(Extracted data entries)
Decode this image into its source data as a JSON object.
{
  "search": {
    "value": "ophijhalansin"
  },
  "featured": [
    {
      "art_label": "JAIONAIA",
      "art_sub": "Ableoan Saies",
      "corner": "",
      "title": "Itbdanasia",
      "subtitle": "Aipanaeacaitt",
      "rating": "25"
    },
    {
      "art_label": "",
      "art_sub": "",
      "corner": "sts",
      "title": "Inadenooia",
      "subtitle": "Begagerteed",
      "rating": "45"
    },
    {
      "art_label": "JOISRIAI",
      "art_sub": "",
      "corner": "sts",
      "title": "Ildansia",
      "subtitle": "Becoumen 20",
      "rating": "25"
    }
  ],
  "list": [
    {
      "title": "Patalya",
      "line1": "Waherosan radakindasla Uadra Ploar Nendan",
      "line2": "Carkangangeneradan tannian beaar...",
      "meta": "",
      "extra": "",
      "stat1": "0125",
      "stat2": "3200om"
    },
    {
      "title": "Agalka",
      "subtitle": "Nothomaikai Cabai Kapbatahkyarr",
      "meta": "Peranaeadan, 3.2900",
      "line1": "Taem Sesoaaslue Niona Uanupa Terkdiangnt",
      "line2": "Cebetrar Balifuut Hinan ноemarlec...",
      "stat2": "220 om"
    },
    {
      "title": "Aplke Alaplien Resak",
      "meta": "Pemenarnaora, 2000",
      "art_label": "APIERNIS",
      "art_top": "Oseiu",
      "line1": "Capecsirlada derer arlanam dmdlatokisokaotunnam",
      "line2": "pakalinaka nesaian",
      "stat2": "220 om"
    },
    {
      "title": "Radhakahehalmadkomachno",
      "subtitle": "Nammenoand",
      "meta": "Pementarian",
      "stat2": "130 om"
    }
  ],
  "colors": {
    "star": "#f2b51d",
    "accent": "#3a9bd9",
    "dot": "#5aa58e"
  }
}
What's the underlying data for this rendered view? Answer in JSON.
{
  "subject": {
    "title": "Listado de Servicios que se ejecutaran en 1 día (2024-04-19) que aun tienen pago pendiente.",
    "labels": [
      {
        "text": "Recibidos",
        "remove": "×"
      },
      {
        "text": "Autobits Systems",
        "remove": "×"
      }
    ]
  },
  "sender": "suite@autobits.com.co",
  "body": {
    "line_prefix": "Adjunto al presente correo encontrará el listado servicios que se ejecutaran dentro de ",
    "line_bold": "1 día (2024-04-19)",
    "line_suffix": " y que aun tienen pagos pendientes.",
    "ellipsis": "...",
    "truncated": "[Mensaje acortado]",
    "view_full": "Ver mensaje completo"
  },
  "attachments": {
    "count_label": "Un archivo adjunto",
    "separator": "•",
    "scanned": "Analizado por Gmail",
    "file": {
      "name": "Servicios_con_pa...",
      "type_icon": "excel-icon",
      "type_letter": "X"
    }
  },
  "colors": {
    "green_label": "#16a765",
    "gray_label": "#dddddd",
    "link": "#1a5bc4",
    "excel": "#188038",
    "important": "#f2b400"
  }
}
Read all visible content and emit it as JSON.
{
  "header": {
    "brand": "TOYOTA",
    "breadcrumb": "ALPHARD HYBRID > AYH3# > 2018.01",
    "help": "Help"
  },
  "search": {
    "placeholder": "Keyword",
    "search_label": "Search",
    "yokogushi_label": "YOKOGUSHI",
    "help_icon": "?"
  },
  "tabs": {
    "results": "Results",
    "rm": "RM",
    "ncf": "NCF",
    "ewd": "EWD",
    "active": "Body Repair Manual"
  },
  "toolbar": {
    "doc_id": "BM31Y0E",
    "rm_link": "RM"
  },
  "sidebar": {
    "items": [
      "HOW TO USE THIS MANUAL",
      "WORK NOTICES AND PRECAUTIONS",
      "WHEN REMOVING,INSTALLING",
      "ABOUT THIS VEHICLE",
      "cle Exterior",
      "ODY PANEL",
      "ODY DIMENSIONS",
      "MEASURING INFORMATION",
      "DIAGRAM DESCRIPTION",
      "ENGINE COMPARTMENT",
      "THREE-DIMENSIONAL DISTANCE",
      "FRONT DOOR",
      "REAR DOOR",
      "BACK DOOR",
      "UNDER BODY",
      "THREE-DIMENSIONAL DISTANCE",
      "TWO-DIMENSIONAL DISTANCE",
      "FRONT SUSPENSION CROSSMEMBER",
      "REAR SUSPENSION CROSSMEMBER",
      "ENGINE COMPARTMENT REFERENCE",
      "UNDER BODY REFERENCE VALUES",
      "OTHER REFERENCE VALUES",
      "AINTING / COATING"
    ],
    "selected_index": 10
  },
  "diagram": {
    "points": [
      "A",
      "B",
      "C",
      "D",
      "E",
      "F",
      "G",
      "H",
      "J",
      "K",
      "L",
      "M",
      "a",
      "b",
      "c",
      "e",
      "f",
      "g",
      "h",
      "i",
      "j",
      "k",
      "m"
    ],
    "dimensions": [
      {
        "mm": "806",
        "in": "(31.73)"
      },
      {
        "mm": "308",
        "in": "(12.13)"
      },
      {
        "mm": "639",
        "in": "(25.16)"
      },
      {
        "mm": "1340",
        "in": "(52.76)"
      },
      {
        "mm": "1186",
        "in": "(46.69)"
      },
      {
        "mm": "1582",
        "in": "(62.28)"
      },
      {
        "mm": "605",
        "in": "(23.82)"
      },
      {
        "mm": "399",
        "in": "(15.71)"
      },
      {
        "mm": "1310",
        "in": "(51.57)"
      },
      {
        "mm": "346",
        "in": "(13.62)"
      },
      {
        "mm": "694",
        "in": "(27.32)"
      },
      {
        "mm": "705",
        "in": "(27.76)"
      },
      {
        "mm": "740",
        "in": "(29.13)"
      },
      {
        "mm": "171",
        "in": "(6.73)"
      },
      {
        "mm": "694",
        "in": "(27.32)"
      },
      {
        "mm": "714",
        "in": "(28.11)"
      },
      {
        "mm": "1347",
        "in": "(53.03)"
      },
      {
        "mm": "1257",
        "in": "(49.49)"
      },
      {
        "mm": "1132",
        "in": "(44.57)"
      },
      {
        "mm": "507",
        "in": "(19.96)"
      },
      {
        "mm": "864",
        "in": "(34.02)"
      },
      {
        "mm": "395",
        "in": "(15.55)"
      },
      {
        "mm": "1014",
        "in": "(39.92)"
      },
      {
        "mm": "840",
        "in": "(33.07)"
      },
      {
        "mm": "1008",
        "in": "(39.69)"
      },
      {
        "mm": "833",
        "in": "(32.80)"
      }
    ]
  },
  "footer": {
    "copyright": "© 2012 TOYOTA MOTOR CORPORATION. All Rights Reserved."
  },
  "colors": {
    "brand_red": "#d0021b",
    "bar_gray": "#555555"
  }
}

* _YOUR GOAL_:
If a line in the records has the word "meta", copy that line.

* _RESPONSE BELOW_:
      "meta": "",
      "meta": "Peranaeadan, 3.2900",
      "meta": "Pemenarnaora, 2000",
      "meta": "Pementarian",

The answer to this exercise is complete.